“Irrigation is a significant focus right now, and we emphasize computerized hole selection for irrigation pipe planning,” Deason said. “But some of our clients have never used a computer. They have to trust me and feel comfortable learning the technology because they can’t just turn over a portion of their business to someone they don’t trust.”

If Deason doesn’t know the answer to a client’s question, he has a network of colleagues across the state he can rely on to provide the needed information. They may share the same job title, but even within agriculture and natural resources, every agent has a different area of expertise.

“It could be agronomy, plant and soil science, animal science, forestry or horticulture,” Deason said. “That’s one of the best aspects of Extension–we are all different and we all know each other. I can say I have 81 counterparts, and I can call each of them and they have something unique to bring to the table.”

Tawnya Holliman enjoys interacting with 4-H’ers as part of her job with the MSU Extension.


A HELPING HAND IN THE COMMUNITY

Tawnya Holliman, a 20-year veteran Extension agent, gained appreciation for the state’s diverse needs through her work in Bolivar, Marion and Forrest counties.

“In a smaller county, your work as an agent is more widely known because you have fewer people and they know you are the beginning and the end of help in that rural county,” she said. “You do a lot of work that falls under community resource development because you are advocating for resources the county doesn’t have. In a larger county, you have to find your niche.”

Holliman, who currently serves as the county coordinator and family and consumer sciences agent in Forrest County, works to establish partnerships with local organizations who share the same goals and educational mission.

“Extension’s strength is that we can tailor our services to what is needed in our county,” she said. “We are team players and that can make the community much better.”

Holliman graduated from Alcorn State University with a plan to be an Extension agent because she didn’t want to be a school teacher like both of her parents.

Extension's strength is that we can tailor our services to what is needed in our county." ~ Tawnya Holliman

“When I became an agent, I figured out I’m actually a teacher but the county is my classroom,” she explained. “Older agents say, ‘We are here for you from the cradle to the grave’ because Extension provides educational information that benefits families financially, with health and nutrition, with parenting or with professional education for those working with young children. Extension has something for Mississippians of all ages.”

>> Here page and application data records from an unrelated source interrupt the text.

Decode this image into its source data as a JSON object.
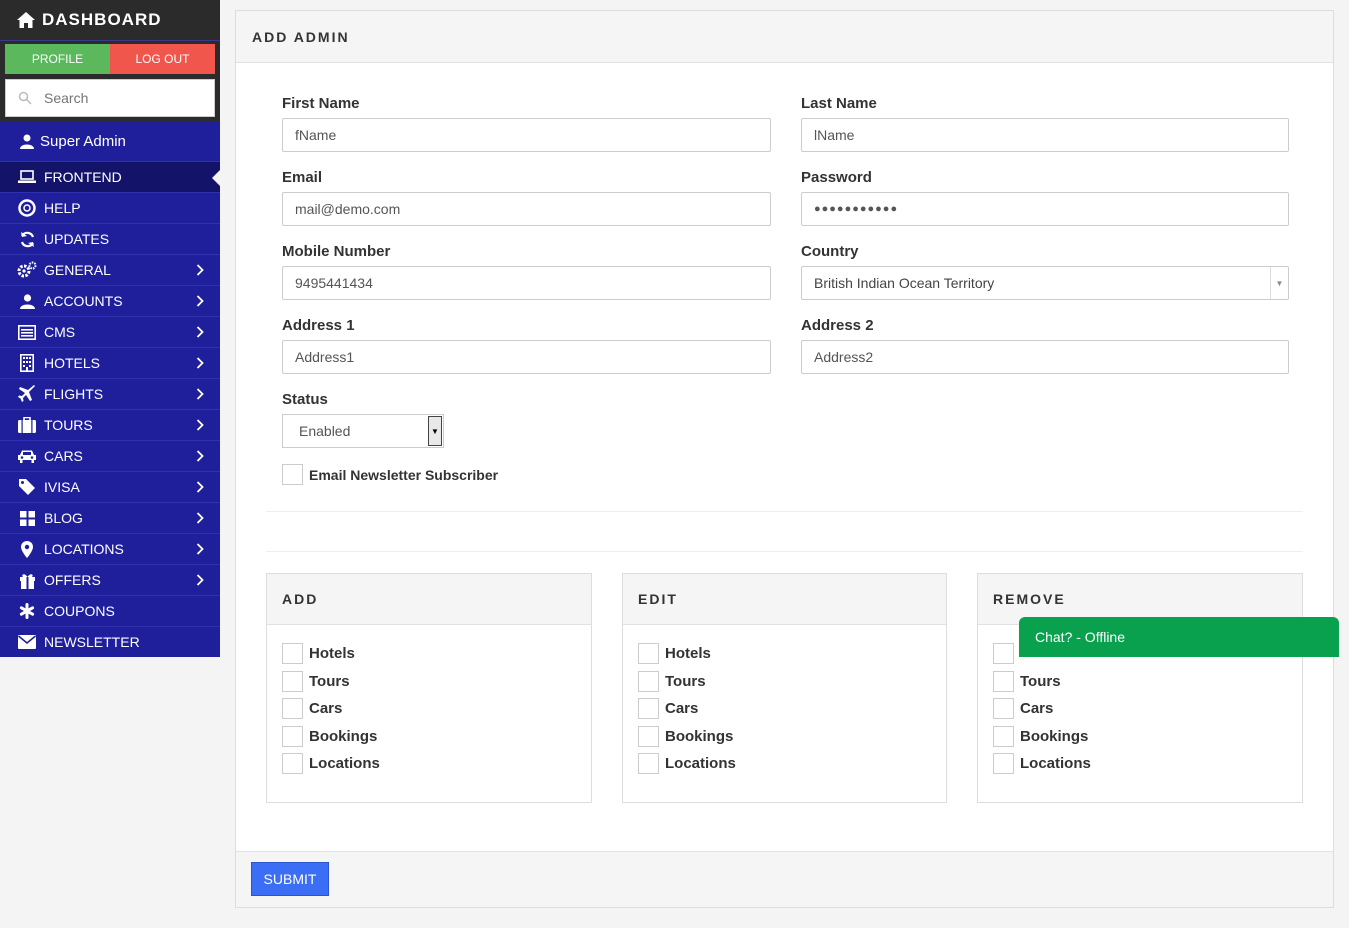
{
  "sidebar": {
    "brand": "DASHBOARD",
    "profile_label": "PROFILE",
    "logout_label": "LOG OUT",
    "search_placeholder": "Search",
    "user_name": "Super Admin",
    "items": [
      {
        "label": "FRONTEND",
        "icon": "laptop-icon",
        "chevron": false,
        "active": true
      },
      {
        "label": "HELP",
        "icon": "lifebuoy-icon",
        "chevron": false
      },
      {
        "label": "UPDATES",
        "icon": "refresh-icon",
        "chevron": false
      },
      {
        "label": "GENERAL",
        "icon": "gears-icon",
        "chevron": true
      },
      {
        "label": "ACCOUNTS",
        "icon": "user-icon",
        "chevron": true
      },
      {
        "label": "CMS",
        "icon": "list-icon",
        "chevron": true
      },
      {
        "label": "HOTELS",
        "icon": "building-icon",
        "chevron": true
      },
      {
        "label": "FLIGHTS",
        "icon": "plane-icon",
        "chevron": true
      },
      {
        "label": "TOURS",
        "icon": "suitcase-icon",
        "chevron": true
      },
      {
        "label": "CARS",
        "icon": "car-icon",
        "chevron": true
      },
      {
        "label": "IVISA",
        "icon": "tag-icon",
        "chevron": true
      },
      {
        "label": "BLOG",
        "icon": "grid-icon",
        "chevron": true
      },
      {
        "label": "LOCATIONS",
        "icon": "map-marker-icon",
        "chevron": true
      },
      {
        "label": "OFFERS",
        "icon": "gift-icon",
        "chevron": true
      },
      {
        "label": "COUPONS",
        "icon": "asterisk-icon",
        "chevron": false
      },
      {
        "label": "NEWSLETTER",
        "icon": "envelope-icon",
        "chevron": false
      }
    ]
  },
  "form": {
    "title": "ADD ADMIN",
    "first_name": {
      "label": "First Name",
      "value": "fName"
    },
    "last_name": {
      "label": "Last Name",
      "value": "lName"
    },
    "email": {
      "label": "Email",
      "value": "mail@demo.com"
    },
    "password": {
      "label": "Password",
      "value": "●●●●●●●●●●●"
    },
    "mobile": {
      "label": "Mobile Number",
      "value": "9495441434"
    },
    "country": {
      "label": "Country",
      "value": "British Indian Ocean Territory"
    },
    "address1": {
      "label": "Address 1",
      "value": "Address1"
    },
    "address2": {
      "label": "Address 2",
      "value": "Address2"
    },
    "status": {
      "label": "Status",
      "value": "Enabled"
    },
    "newsletter_label": "Email Newsletter Subscriber",
    "submit_label": "SUBMIT"
  },
  "permissions": {
    "add": {
      "title": "ADD",
      "items": [
        "Hotels",
        "Tours",
        "Cars",
        "Bookings",
        "Locations"
      ]
    },
    "edit": {
      "title": "EDIT",
      "items": [
        "Hotels",
        "Tours",
        "Cars",
        "Bookings",
        "Locations"
      ]
    },
    "remove": {
      "title": "REMOVE",
      "items": [
        "Tours",
        "Cars",
        "Bookings",
        "Locations"
      ]
    }
  },
  "chat": {
    "label": "Chat? - Offline"
  },
  "colors": {
    "sidebar": "#1f1f9c",
    "profile": "#5cb85c",
    "logout": "#f0564c",
    "submit": "#3b6ef5",
    "chat": "#0aa14e"
  }
}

Holliman emphasized the importance of volunteers in Extension’s many programs, which include 4-H and Master Gardeners.

“Without volunteers, Extension wouldn’t work at all,” she said.

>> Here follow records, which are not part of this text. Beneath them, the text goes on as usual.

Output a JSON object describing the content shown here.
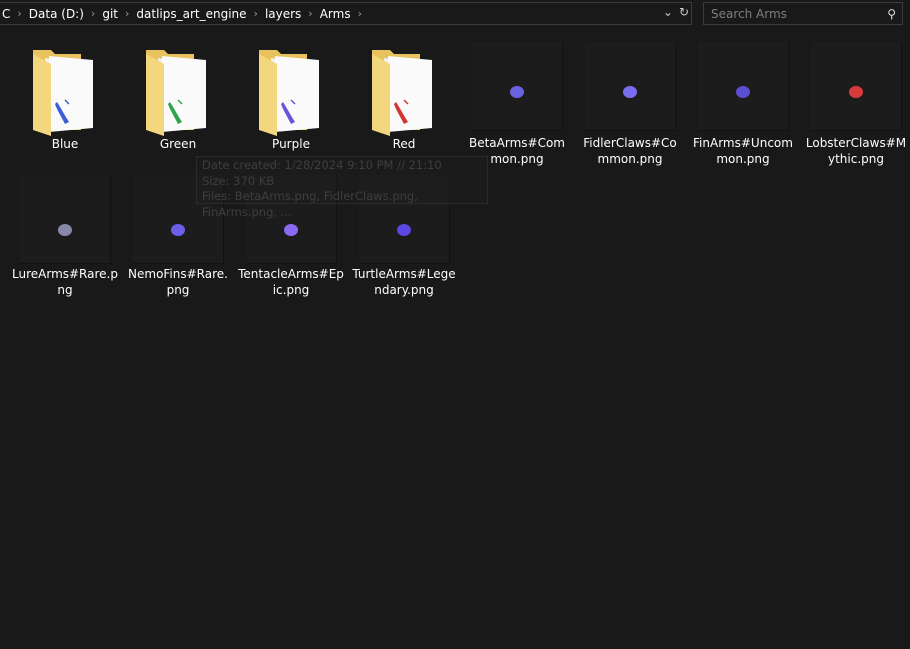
{
  "breadcrumb": [
    "C",
    "Data (D:)",
    "git",
    "datlips_art_engine",
    "layers",
    "Arms"
  ],
  "search": {
    "placeholder": "Search Arms"
  },
  "folders": [
    {
      "name": "Blue",
      "color": "#3a5fd6"
    },
    {
      "name": "Green",
      "color": "#2fa34a"
    },
    {
      "name": "Purple",
      "color": "#6a55d8"
    },
    {
      "name": "Red",
      "color": "#d33434"
    }
  ],
  "files": [
    {
      "name": "BetaArms#Common.png",
      "line1": "BetaArms#Com",
      "line2": "mon.png",
      "color": "#6b62e0"
    },
    {
      "name": "FidlerClaws#Common.png",
      "line1": "FidlerClaws#Co",
      "line2": "mmon.png",
      "color": "#7a6ef0"
    },
    {
      "name": "FinArms#Uncommon.png",
      "line1": "FinArms#Uncom",
      "line2": "mon.png",
      "color": "#5a4fd0"
    },
    {
      "name": "LobsterClaws#Mythic.png",
      "line1": "LobsterClaws#M",
      "line2": "ythic.png",
      "color": "#d83a3a"
    },
    {
      "name": "LureArms#Rare.png",
      "line1": "LureArms#Rare.p",
      "line2": "ng",
      "color": "#8888aa"
    },
    {
      "name": "NemoFins#Rare.png",
      "line1": "NemoFins#Rare.",
      "line2": "png",
      "color": "#6b5ee8"
    },
    {
      "name": "TentacleArms#Epic.png",
      "line1": "TentacleArms#Ep",
      "line2": "ic.png",
      "color": "#8a6af0"
    },
    {
      "name": "TurtleArms#Legendary.png",
      "line1": "TurtleArms#Lege",
      "line2": "ndary.png",
      "color": "#5a48e0"
    }
  ],
  "tooltip": {
    "date": "Date created: 1/28/2024 9:10 PM // 21:10",
    "size": "Size: 370 KB",
    "files": "Files: BetaArms.png, FidlerClaws.png, FinArms.png, ..."
  }
}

With the ever-growing interest in do-it-yourself projects and sites like Pinterest, Holliman is confident Extension is perfectly positioned to help Mississippians learn vital skills for the next 100 years.

“My friends ask me gardening questions because they want to grow their own food,” she said. “Sewing classes fill up every time they’re offered. We’re getting back to the basics and Extension is here to help.”


By Keri Collins Lewis, Photos by Kevin Hudson